Data about app and page elements:
• • • •

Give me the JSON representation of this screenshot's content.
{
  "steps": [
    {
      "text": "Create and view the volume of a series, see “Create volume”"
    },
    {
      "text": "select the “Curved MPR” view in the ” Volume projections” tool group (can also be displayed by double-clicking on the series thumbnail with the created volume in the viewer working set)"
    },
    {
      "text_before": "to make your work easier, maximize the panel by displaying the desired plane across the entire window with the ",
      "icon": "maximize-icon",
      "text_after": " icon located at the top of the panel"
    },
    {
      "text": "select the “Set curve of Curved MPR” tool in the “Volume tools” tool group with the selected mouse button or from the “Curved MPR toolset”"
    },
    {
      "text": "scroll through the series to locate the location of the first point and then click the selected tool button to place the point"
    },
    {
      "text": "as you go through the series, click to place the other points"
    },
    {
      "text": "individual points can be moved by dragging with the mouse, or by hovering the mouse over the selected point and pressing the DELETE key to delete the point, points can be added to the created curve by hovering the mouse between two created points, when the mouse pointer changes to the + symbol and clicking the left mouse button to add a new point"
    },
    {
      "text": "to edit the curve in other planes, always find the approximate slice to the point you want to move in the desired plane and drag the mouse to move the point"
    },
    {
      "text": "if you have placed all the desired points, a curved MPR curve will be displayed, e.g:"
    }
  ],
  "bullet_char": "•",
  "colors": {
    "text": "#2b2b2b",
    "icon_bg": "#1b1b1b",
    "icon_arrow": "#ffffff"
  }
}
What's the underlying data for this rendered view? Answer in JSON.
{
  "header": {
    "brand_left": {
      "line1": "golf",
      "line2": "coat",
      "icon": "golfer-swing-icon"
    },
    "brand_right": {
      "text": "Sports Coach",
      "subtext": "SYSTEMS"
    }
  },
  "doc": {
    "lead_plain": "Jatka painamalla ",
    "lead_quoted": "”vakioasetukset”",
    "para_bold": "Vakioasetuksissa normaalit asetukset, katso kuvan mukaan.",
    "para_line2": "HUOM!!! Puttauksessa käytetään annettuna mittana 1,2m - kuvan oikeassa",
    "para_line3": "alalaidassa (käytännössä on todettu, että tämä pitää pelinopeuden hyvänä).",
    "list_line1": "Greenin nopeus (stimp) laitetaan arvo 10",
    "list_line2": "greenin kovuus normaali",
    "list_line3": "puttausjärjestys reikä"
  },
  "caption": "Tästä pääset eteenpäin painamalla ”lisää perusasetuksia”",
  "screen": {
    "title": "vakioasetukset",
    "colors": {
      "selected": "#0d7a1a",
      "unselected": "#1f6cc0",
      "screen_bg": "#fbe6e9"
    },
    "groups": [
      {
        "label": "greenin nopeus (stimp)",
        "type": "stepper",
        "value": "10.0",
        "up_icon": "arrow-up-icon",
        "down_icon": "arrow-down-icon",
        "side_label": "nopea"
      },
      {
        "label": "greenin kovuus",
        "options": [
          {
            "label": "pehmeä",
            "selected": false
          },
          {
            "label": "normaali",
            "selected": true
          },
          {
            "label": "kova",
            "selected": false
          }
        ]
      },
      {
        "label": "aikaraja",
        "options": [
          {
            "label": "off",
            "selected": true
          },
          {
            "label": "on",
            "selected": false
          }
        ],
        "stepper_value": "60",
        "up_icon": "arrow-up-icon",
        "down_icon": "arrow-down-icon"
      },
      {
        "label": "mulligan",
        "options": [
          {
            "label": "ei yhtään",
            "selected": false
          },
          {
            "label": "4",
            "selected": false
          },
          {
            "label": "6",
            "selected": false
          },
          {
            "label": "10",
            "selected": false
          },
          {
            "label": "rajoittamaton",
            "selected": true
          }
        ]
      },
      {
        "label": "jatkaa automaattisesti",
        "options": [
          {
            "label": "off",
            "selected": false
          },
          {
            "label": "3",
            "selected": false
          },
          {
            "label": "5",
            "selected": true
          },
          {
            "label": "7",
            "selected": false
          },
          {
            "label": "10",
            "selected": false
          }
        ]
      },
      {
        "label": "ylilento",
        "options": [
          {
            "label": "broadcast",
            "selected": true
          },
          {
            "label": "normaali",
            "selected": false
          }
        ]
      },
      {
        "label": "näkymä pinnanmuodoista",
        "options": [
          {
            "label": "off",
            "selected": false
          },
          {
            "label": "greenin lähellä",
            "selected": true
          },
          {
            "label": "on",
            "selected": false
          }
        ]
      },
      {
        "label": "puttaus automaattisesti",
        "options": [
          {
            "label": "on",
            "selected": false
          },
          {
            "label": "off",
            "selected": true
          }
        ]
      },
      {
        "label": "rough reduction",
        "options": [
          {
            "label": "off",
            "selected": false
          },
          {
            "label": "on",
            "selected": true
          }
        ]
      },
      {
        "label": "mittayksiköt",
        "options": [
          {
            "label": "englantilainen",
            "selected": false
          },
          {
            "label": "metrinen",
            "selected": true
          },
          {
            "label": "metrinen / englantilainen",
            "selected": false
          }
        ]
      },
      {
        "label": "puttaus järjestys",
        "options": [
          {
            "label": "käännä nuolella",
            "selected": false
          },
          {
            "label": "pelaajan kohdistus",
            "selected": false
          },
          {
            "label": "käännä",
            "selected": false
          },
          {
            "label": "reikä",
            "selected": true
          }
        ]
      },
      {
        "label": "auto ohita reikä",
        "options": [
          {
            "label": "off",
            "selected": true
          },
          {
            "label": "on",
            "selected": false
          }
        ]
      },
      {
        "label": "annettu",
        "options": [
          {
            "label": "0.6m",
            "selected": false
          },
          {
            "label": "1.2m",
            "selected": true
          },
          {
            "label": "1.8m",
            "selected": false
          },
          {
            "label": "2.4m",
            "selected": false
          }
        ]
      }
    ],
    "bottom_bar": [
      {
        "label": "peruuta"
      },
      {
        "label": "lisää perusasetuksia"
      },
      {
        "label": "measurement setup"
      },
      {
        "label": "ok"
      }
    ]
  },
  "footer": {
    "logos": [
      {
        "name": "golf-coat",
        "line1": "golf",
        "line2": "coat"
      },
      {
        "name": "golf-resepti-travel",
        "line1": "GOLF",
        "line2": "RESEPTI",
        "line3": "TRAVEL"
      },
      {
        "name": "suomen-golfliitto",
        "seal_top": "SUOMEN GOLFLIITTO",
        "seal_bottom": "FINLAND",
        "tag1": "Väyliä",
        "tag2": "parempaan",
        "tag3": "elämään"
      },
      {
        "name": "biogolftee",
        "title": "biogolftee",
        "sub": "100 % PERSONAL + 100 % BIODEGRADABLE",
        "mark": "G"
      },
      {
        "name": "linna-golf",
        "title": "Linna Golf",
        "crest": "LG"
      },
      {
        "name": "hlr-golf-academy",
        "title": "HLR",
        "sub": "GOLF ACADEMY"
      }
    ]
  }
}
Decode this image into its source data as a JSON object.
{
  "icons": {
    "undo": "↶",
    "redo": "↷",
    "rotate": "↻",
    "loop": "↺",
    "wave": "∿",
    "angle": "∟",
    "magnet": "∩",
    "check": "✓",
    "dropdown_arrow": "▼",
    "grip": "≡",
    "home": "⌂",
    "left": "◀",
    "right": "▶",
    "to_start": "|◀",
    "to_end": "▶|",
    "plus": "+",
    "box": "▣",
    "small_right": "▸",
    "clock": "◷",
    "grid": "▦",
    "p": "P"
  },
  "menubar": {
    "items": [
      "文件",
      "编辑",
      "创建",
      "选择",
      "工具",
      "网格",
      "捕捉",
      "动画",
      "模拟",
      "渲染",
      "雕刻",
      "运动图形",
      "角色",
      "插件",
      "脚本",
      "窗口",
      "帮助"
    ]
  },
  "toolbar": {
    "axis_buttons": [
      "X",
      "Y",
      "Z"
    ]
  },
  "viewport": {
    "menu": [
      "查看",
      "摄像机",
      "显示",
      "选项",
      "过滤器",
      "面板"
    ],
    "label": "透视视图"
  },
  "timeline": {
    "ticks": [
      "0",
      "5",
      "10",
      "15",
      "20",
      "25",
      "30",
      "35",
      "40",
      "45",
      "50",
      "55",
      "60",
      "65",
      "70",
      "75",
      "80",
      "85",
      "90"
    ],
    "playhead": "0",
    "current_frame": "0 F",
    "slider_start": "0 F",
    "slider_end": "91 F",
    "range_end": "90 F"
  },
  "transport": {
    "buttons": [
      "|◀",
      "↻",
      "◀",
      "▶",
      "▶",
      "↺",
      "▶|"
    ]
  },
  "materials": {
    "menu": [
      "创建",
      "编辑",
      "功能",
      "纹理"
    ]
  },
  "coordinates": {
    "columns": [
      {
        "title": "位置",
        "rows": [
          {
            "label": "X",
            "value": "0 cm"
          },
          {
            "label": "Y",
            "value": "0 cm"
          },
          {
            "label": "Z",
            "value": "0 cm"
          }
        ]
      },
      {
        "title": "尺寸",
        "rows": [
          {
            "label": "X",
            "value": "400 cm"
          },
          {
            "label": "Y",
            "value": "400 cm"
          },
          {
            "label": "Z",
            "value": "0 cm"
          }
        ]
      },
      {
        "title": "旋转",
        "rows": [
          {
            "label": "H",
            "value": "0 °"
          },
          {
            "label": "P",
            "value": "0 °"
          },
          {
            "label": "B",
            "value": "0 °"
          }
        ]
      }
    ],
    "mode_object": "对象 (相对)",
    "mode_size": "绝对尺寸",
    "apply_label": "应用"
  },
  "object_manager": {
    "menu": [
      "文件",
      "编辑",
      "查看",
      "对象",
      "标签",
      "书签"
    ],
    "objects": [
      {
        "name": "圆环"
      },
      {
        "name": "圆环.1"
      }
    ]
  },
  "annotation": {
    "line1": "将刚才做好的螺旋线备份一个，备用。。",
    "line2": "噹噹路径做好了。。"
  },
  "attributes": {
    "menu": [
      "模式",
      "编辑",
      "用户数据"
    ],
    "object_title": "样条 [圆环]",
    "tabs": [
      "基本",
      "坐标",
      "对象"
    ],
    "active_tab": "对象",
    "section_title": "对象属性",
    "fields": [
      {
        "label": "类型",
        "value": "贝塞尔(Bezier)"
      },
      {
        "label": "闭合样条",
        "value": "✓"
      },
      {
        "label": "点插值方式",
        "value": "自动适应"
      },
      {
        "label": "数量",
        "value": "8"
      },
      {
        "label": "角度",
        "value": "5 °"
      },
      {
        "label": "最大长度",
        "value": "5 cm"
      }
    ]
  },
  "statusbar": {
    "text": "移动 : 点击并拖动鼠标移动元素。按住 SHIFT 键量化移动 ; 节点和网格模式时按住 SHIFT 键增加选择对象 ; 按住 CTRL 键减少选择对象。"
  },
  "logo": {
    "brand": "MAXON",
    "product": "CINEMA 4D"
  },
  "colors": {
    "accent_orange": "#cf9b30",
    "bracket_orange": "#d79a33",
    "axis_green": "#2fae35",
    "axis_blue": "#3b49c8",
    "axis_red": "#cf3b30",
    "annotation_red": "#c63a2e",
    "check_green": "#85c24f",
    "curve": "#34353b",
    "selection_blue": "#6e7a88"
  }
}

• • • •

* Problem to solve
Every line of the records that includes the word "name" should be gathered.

* Completed exercise
        "name": "golf-coat",
        "name": "golf-resepti-travel",
        "name": "suomen-golfliitto",
        "name": "biogolftee",
        "name": "linna-golf",
        "name": "hlr-golf-academy",
        "name": "圆环"
        "name": "圆环.1"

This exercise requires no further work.